ENTRIES PROVIDED:
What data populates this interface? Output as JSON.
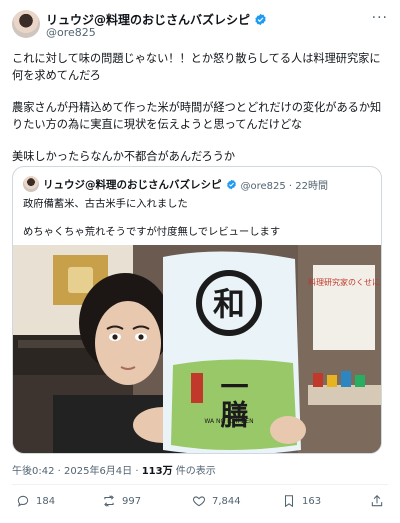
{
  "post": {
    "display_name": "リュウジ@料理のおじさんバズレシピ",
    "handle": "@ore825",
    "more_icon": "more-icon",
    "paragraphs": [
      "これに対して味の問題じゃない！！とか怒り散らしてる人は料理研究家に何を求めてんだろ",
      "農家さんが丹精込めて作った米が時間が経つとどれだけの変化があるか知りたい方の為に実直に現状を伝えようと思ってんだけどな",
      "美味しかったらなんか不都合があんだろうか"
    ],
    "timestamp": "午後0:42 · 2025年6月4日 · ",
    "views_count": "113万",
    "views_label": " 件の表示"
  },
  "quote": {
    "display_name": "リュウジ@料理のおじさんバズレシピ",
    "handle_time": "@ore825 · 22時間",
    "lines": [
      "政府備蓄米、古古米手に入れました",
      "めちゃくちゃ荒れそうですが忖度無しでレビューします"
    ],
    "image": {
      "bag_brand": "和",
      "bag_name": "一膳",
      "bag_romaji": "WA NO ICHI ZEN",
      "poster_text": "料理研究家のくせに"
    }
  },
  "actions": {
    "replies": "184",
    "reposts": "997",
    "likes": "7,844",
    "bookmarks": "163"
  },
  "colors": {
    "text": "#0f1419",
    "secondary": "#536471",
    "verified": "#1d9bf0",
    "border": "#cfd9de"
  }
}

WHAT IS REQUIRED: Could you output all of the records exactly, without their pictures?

ANSWER BOX:
What data populates this interface? Output as JSON.
{
  "post": {
    "display_name": "リュウジ@料理のおじさんバズレシピ",
    "handle": "@ore825",
    "more_icon": "more-icon",
    "paragraphs": [
      "これに対して味の問題じゃない！！とか怒り散らしてる人は料理研究家に何を求めてんだろ",
      "農家さんが丹精込めて作った米が時間が経つとどれだけの変化があるか知りたい方の為に実直に現状を伝えようと思ってんだけどな",
      "美味しかったらなんか不都合があんだろうか"
    ],
    "timestamp": "午後0:42 · 2025年6月4日 · ",
    "views_count": "113万",
    "views_label": " 件の表示"
  },
  "quote": {
    "display_name": "リュウジ@料理のおじさんバズレシピ",
    "handle_time": "@ore825 · 22時間",
    "lines": [
      "政府備蓄米、古古米手に入れました",
      "めちゃくちゃ荒れそうですが忖度無しでレビューします"
    ],
    "image": {
      "bag_brand": "和",
      "bag_name": "一膳",
      "bag_romaji": "WA NO ICHI ZEN",
      "poster_text": "料理研究家のくせに"
    }
  },
  "actions": {
    "replies": "184",
    "reposts": "997",
    "likes": "7,844",
    "bookmarks": "163"
  },
  "colors": {
    "text": "#0f1419",
    "secondary": "#536471",
    "verified": "#1d9bf0",
    "border": "#cfd9de"
  }
}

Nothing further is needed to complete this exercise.